At best, TELORA provides an incentive to any teacher with loans to teach in a high-needs school. It provides no mechanism to meet its stated goal of attracting more effective teachers to such schools—for instance by tying forgiveness eligibility to teacher preparation program quality or to state certification test scores, such as the edTPA. Instead, the benefits discriminate only between those teachers who have student loans and those who don’t (in 2012, a full 33 percent of Master’s of Education recipients didn’t have any debt, at least some of whom are working in high-needs classrooms). Thus, as with TEACH grants, it’s unclear if the recruitment incentive will work as intended. Plus, the average level of debt for a Master’s recipient in education has nearly doubled since 2004, and, just like with PSLF, TELORA does nothing to reverse the rising costs at these colleges or hold them accountable in preparing these teachers to be effective.

The retention incentive, however, is a positive improvement over the status quo. Unlike TEACH grants and the existing loan programs, which only provide benefits after at least four years of service, TELORA rewards teachers as soon as they enter the classroom, provides their benefit on a monthly basis, and increases it as they obtain more classroom experience. This could encourage greater teacher retention in high-needs schools than the existing programs, which is important because research suggests that teachers improve the most during their first few years on the job.

However, there is nothing to incentivize teachers to work in high-need schools after year six—a time when experienced teachers are particularly valuable, yet more likely to move on to less stressful positions. For teachers who do stay in high-needs schools, their monthly payments after year six will be identical to what they are under current law because IBR payments are based on income. While the payments made on behalf of the borrower would lower their total loan balance, this manifests in a lower amount forgiven under PSLF, not an additional benefit to the borrower

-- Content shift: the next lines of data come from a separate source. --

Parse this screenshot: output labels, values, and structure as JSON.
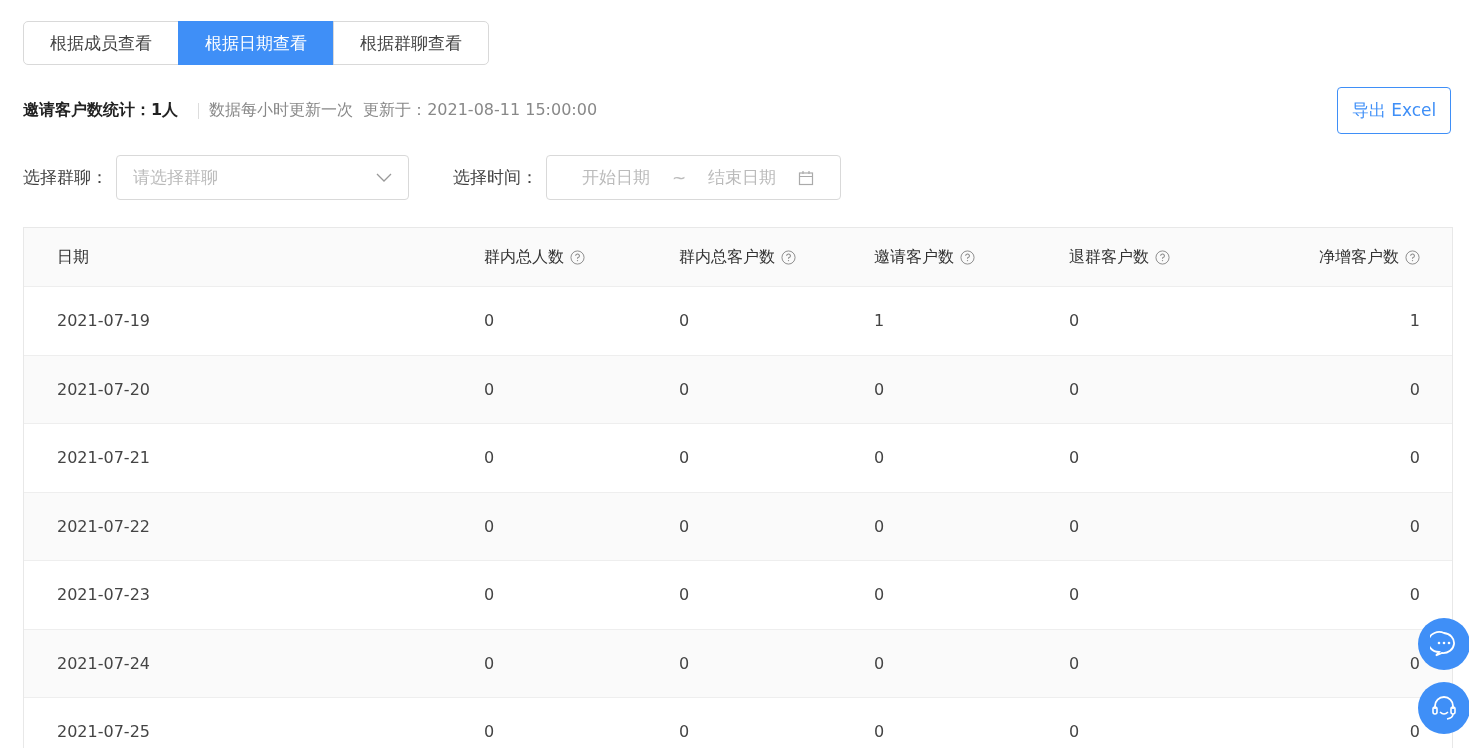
{
  "view_tabs": [
    {
      "label": "根据成员查看",
      "selected": false
    },
    {
      "label": "根据日期查看",
      "selected": true
    },
    {
      "label": "根据群聊查看",
      "selected": false
    }
  ],
  "summary": {
    "label": "邀请客户数统计：",
    "value": "1人",
    "note": "数据每小时更新一次",
    "updated": "更新于：2021-08-11 15:00:00"
  },
  "export_button": "导出 Excel",
  "filters": {
    "group_label": "选择群聊：",
    "group_placeholder": "请选择群聊",
    "time_label": "选择时间：",
    "start_placeholder": "开始日期",
    "separator": "~",
    "end_placeholder": "结束日期"
  },
  "table": {
    "columns": [
      {
        "label": "日期",
        "help": false
      },
      {
        "label": "群内总人数",
        "help": true
      },
      {
        "label": "群内总客户数",
        "help": true
      },
      {
        "label": "邀请客户数",
        "help": true
      },
      {
        "label": "退群客户数",
        "help": true
      },
      {
        "label": "净增客户数",
        "help": true
      }
    ],
    "rows": [
      [
        "2021-07-19",
        "0",
        "0",
        "1",
        "0",
        "1"
      ],
      [
        "2021-07-20",
        "0",
        "0",
        "0",
        "0",
        "0"
      ],
      [
        "2021-07-21",
        "0",
        "0",
        "0",
        "0",
        "0"
      ],
      [
        "2021-07-22",
        "0",
        "0",
        "0",
        "0",
        "0"
      ],
      [
        "2021-07-23",
        "0",
        "0",
        "0",
        "0",
        "0"
      ],
      [
        "2021-07-24",
        "0",
        "0",
        "0",
        "0",
        "0"
      ],
      [
        "2021-07-25",
        "0",
        "0",
        "0",
        "0",
        "0"
      ]
    ]
  }
}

Research also suggests that teachers are attracted to teach and stay teaching in high-needs schools less for loan forgiveness and more for other reasons including higher base pay, promise of career advancement, and positive working conditions like strong school leadership, collaborative time, and a supportive school structure. Thus, there’s likely a better way to use the dollars in TELORA to recruit and keep great teachers in high-needs schools than loan assistance.

A More Promising Alternative

A teacher enrolled in this program for six years would receive $23,400, meaning that, especially after factoring in administrative costs, this program would require a lot of federal dollars. There are likely more promising ways to use these funds to attract and retain effective teachers in high-needs schools than the backdoor of loan assistance, especially considering that not all teachers have loans. Rather than create a complex loan repayment strategy for teachers, these dollars could be used to support areas we know are critical to recruiting and keeping more effective teachers in hard-to-staff schools—through higher pay coupled with investments in stronger school leadership and teacher advancement opportunities.